Florida Medical Association Endorses Medical Use of Marijuana

Wednesday, 04 June 1997

One of the nation's largest state medical associations favors the use of marijuana as a medicine and is urging the federal government to permit controlled clinical trials to further evaluate the drug's therapeutic potential.

The Florida Medical Association (FMA) passed resolution #97-61 on June 1, 1997, which pronounces the following:

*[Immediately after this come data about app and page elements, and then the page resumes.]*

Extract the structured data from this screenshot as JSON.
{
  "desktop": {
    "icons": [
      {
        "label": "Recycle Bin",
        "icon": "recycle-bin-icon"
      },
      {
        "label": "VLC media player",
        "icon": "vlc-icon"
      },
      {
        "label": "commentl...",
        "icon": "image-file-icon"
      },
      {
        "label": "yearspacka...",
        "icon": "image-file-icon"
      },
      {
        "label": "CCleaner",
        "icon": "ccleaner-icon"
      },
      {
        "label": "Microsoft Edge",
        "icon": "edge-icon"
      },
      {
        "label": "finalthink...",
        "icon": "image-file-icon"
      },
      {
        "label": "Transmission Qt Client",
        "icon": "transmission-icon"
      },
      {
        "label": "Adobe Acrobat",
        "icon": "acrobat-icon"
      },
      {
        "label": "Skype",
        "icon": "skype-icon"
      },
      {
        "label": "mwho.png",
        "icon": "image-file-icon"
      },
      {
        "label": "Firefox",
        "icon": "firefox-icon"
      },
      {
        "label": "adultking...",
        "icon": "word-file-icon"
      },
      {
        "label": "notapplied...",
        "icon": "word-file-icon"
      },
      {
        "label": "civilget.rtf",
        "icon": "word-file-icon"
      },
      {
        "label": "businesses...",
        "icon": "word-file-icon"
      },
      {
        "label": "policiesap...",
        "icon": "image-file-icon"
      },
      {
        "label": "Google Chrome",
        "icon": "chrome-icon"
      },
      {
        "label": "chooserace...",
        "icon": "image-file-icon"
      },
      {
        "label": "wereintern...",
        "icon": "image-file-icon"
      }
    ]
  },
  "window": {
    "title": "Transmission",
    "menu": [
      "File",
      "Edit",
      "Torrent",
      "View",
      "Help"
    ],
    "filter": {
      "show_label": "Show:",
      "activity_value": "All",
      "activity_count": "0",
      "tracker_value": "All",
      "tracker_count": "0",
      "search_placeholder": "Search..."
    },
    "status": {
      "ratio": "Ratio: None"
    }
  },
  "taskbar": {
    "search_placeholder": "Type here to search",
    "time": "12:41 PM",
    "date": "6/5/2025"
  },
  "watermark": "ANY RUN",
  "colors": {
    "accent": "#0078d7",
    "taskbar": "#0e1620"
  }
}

  • The FMA urges the state and federal governments and the U.S. Public Health Service to allow limited access to medical marijuana.
  • The FMA urges Congress, the Food and Drug Administration (FDA), the National Institute on Drug Abuse (NIDA), and the Drug Enforcement Administration (DEA) to expedite unimpeded research into the therapeutic potential of smokable marijuana.
  • The FMA shall present this resolution to the American Medical Association.

Dr. Mark LaPorta, Treasurer of the Dade County Medical Association, praised the FMA's decision to endorse the use of medical marijuana. "Thousands of patients and doctors have found that marijuana is therapeutically beneficial. It is unconscionable for our government to tell us we cannot even discuss marijuana in our offices," he explained.

Toni Leeman, President of the Florida-based Coalition Advocating Medical Marijuana (CAMM), said that the FMA resolution could be a pivotal first step legalizing marijuana for medical use in Florida. "We trust that by 1998 the patients in Florida will no longer have to suffer needlessly or risk incarceration" for using an effective medicine, she said. "With the support of the FMA, we are that much closer to rational legalization in Florida."

Florida case law already exempts some seriously ill patients who use marijuana as a medicine. For more information, please contact Toni Leeman of CAMM at (305) 576-2337 or Allen St. Pierre of The NORML Foundation at (202) 483-8751.